══ Record set ══

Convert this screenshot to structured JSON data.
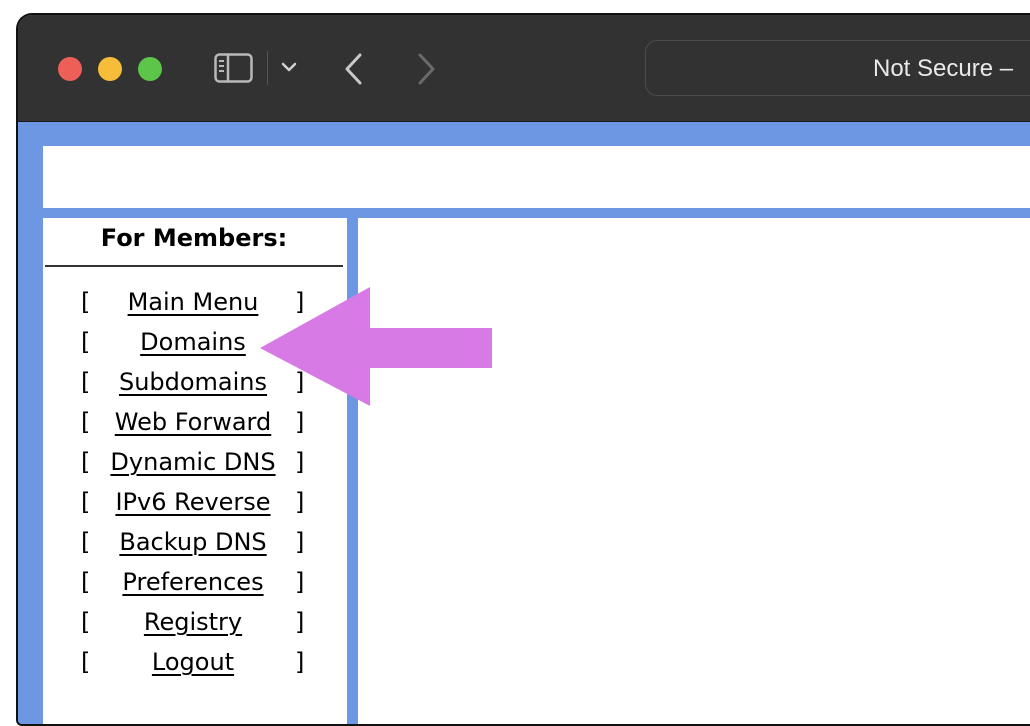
{
  "browser": {
    "url_text": "Not Secure –",
    "traffic_lights": {
      "close": "#ee5f58",
      "minimize": "#f6bd3b",
      "maximize": "#5ec54b"
    },
    "icons": [
      "sidebar-icon",
      "chevron-down-icon",
      "back-arrow-icon",
      "forward-arrow-icon"
    ]
  },
  "page": {
    "background_color": "#6d97e2",
    "sidebar": {
      "heading": "For Members:",
      "bracket_open": "[",
      "bracket_close": "]",
      "items": [
        {
          "label": "Main Menu"
        },
        {
          "label": "Domains"
        },
        {
          "label": "Subdomains"
        },
        {
          "label": "Web Forward"
        },
        {
          "label": "Dynamic DNS"
        },
        {
          "label": "IPv6 Reverse"
        },
        {
          "label": "Backup DNS"
        },
        {
          "label": "Preferences"
        },
        {
          "label": "Registry"
        },
        {
          "label": "Logout"
        }
      ]
    }
  },
  "annotation": {
    "arrow_color": "#d77ae5",
    "points_to": "Domains"
  }
}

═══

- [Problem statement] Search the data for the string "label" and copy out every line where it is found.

- [Expected answer]
          "label": "Main Menu"
          "label": "Domains"
          "label": "Subdomains"
          "label": "Web Forward"
          "label": "Dynamic DNS"
          "label": "IPv6 Reverse"
          "label": "Backup DNS"
          "label": "Preferences"
          "label": "Registry"
          "label": "Logout"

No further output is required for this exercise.